All that being said, I applaud President Trump’s decision to terminate the existing DACA program, and for one reason: our Constitution says immigration decisions are the responsibility of Congress, not the Executive. Before President Obama created the DACA program, he acknowledged (often) that any such executive action was unconstitutional. When he issued that executive order in June 2012, it was not his intention to make it a permanent fixture. The EO included a sunset period, since renewed twice. Obama had dual intentions; first, he wanted to try to force Congress to tackle immigration reform. Secondly (and cravenly), was his intent to shore up his support in the Latino community prior to the 2012 election. He failed on the first count, but succeeded on the second.
President Trump is, in large measure, copying the Obama administration’s playbook. By announcing that he is ending the program, but delaying enforcement for six months, he is attempting to force Congress to act and giving them a window of opportunity. At the same time, he is trying to reinforce his standing among his base by at least appearing tough on immigration.
So, are Trump’s chances of getting Congress to act any better than Obama’s were? First, there is the House leadership, which so far has demonstrated that it is extremely consistent in running from their own shadows. If they can be forced to address the issue, the chances of something happening are pretty good.
In fact, something could conceivably pass this week. Rep. Mike Coffman (R-CO) has had HR 496 pending for nearly 8 months, and it specifically addresses the DACA situation. Had the leadership scheduled it for a vote in the Spring or Summer, this issue would already be behind us. But, again, leadership is afraid of doing anything that might possibly bring about a challenge from the right, even if they personally support it. (Where I come from, we call that cowardice – but whatever). However, Coffman has about had it with the cowards in his party and is filing a discharge petition to force a floor vote. He might just get it, too. As of this writing, he was only 3 votes shy of forcing Speaker Paul Ryan’s hand.

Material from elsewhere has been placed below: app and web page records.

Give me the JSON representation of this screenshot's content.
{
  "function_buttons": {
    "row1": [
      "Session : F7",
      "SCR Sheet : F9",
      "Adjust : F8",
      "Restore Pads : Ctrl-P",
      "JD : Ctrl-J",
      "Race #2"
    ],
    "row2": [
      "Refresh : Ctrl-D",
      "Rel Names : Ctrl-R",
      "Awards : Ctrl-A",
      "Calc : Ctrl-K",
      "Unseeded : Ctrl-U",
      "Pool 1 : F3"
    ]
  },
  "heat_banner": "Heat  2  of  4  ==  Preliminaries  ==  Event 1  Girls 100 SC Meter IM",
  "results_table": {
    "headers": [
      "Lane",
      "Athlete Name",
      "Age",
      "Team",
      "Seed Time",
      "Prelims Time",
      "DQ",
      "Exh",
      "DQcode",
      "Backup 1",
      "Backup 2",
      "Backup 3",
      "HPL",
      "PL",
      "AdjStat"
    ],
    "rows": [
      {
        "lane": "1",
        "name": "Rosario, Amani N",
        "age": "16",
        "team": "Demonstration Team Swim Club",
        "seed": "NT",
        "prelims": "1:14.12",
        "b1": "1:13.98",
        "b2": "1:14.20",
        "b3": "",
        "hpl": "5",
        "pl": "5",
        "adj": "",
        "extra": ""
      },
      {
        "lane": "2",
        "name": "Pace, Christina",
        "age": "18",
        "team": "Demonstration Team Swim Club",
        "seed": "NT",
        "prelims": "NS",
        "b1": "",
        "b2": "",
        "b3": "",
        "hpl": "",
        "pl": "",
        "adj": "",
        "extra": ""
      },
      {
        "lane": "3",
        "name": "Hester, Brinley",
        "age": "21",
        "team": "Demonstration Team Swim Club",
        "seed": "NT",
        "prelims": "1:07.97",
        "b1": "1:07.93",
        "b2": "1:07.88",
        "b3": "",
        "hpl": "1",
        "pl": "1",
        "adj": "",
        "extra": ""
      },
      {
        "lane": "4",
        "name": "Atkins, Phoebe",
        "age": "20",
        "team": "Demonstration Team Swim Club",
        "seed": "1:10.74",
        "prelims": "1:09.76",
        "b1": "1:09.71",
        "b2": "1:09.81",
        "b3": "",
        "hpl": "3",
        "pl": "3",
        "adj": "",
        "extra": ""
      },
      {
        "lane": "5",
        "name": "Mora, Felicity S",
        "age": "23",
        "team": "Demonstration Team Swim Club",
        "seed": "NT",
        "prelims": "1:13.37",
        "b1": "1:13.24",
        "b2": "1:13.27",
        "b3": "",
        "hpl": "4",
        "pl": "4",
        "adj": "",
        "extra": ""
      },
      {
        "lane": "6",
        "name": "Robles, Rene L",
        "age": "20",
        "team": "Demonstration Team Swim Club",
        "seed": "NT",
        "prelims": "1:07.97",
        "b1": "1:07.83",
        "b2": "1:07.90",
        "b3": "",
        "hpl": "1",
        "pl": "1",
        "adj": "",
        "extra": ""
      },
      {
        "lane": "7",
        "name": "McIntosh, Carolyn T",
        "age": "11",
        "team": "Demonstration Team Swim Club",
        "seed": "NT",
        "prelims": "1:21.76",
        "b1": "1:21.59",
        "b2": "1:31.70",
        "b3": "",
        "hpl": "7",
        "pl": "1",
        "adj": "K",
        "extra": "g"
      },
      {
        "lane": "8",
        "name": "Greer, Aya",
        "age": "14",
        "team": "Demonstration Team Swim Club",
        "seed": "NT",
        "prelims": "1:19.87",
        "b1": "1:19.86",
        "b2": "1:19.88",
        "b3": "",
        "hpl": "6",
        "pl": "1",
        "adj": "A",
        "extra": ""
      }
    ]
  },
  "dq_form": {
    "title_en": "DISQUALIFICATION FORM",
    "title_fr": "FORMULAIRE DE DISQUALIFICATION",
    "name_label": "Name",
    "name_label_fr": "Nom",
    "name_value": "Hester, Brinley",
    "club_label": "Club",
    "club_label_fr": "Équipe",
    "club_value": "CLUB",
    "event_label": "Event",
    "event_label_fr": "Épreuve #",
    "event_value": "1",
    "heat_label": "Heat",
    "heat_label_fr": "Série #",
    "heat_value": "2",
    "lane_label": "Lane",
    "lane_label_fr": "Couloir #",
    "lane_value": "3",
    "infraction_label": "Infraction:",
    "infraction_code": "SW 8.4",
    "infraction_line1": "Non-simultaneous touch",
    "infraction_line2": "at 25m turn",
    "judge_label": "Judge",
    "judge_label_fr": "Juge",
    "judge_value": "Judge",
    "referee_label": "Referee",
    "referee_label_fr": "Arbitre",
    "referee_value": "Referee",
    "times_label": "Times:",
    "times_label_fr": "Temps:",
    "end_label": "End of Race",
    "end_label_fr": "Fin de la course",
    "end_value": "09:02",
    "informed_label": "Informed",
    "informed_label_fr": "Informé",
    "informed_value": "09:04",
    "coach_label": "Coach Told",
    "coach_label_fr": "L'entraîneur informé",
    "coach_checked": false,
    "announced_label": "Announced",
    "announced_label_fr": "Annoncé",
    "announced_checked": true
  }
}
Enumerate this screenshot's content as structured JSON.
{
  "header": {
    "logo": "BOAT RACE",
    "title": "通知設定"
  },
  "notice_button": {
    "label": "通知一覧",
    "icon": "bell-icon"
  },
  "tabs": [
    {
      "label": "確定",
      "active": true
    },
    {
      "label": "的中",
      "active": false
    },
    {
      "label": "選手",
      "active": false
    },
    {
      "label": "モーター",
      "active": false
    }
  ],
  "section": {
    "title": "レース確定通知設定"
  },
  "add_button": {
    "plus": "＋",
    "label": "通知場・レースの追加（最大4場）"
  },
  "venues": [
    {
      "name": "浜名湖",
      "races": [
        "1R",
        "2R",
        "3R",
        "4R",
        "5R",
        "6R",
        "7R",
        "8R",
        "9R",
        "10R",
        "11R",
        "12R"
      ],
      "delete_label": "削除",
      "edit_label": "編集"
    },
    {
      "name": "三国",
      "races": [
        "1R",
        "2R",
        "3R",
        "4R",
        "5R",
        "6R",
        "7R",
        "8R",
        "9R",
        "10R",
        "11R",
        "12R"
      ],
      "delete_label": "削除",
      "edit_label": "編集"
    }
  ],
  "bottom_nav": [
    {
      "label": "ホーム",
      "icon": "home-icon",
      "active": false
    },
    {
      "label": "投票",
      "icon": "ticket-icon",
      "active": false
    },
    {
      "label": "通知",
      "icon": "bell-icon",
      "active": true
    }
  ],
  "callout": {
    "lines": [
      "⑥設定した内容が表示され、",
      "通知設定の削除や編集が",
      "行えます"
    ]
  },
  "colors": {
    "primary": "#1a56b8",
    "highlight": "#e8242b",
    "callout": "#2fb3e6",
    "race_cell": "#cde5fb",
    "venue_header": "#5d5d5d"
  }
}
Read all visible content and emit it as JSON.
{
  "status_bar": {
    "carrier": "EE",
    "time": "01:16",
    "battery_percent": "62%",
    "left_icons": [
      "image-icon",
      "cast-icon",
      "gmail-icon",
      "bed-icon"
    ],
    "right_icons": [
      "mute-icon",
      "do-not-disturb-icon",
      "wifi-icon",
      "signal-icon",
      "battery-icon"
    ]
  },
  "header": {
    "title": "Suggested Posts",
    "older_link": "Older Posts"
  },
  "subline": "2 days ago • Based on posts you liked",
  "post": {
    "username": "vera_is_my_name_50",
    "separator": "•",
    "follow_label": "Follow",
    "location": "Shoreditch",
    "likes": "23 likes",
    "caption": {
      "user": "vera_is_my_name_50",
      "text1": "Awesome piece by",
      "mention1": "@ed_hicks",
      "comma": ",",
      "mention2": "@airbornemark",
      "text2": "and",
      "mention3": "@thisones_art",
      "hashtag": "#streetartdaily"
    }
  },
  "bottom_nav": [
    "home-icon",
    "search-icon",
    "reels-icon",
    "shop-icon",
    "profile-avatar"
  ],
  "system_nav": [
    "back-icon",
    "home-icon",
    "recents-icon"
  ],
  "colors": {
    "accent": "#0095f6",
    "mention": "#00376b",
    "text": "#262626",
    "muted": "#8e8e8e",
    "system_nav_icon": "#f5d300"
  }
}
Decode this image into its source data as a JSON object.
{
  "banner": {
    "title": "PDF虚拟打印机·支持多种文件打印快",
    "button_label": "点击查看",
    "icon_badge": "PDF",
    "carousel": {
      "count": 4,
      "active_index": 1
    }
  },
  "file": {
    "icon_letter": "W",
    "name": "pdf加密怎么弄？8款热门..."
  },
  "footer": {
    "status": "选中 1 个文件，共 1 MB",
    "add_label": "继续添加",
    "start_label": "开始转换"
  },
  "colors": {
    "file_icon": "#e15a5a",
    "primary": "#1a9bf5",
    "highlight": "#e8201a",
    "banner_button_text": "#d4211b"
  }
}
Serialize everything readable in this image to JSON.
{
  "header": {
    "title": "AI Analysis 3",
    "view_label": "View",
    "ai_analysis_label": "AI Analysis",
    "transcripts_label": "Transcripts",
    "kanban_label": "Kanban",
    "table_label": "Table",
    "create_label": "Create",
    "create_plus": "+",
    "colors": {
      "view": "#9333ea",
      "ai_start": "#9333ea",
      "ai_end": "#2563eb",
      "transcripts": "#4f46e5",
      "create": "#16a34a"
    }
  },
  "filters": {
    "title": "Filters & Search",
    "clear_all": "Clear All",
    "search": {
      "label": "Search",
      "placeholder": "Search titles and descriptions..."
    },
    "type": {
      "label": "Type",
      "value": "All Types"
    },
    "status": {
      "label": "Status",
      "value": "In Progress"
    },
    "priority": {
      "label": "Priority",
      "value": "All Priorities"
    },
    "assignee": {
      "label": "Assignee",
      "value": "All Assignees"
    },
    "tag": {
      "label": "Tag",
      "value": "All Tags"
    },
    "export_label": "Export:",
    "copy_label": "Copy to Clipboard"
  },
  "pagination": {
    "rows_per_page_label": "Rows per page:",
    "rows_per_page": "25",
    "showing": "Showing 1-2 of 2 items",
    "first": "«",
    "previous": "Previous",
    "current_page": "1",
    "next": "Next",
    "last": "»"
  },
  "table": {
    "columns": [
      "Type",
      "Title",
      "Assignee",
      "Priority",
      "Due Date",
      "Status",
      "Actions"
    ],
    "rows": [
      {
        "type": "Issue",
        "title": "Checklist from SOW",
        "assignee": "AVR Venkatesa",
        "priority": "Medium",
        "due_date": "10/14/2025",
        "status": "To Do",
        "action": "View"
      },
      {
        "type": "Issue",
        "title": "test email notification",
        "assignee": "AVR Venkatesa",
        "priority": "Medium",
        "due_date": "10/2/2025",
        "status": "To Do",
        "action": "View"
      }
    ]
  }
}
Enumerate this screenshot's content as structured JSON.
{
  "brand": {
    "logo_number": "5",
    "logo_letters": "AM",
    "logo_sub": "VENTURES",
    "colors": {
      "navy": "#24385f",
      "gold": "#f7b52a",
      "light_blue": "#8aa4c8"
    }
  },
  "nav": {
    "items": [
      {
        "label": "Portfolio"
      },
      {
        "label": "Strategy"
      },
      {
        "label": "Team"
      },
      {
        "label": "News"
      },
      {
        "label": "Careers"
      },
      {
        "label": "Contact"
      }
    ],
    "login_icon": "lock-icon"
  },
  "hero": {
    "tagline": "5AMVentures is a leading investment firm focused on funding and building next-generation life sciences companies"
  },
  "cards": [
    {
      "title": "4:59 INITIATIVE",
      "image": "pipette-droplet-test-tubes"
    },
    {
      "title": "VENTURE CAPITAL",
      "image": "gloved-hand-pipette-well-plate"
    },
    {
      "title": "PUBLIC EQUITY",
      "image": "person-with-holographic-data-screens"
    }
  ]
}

That would be half of the equation, because as we all learned on Schoolhouse Rock, a bill has to pass both houses of Congress before it can be sent to the President’s desk. There is a companion bill pending in the Senate, S128. Unfortunately, the Senate leadership is as afraid of their shadows as their House counterparts (see: Obamacare repeal). So how could the bill make it’s way to the floor if Mitch McConnell decides to go into a corner and cower? Believe it or not, this is where the filibuster can be useful. Any senator who supports passage can tie the Senate in knots until S128 is voted on. This is the perfect time to engage in such tactics, too. In case you’ve missed it, virtually every fiscal matter facing the country needs to be addressed over the next 3 1/2 weeks. Even losing a day to a filibuster would seriously crimp on Mitch’s ability to get out and fundraise.
So yes, there is a better than 50/50 chance something finally gets done. In fact, if Congress wanted put the President on the spot, they could pass the BRIDGE Act, as is, ignoring the White House’s request to include border wall funding. But again, I doubt that happens. Congressional leadership is too cowardly to even consider it..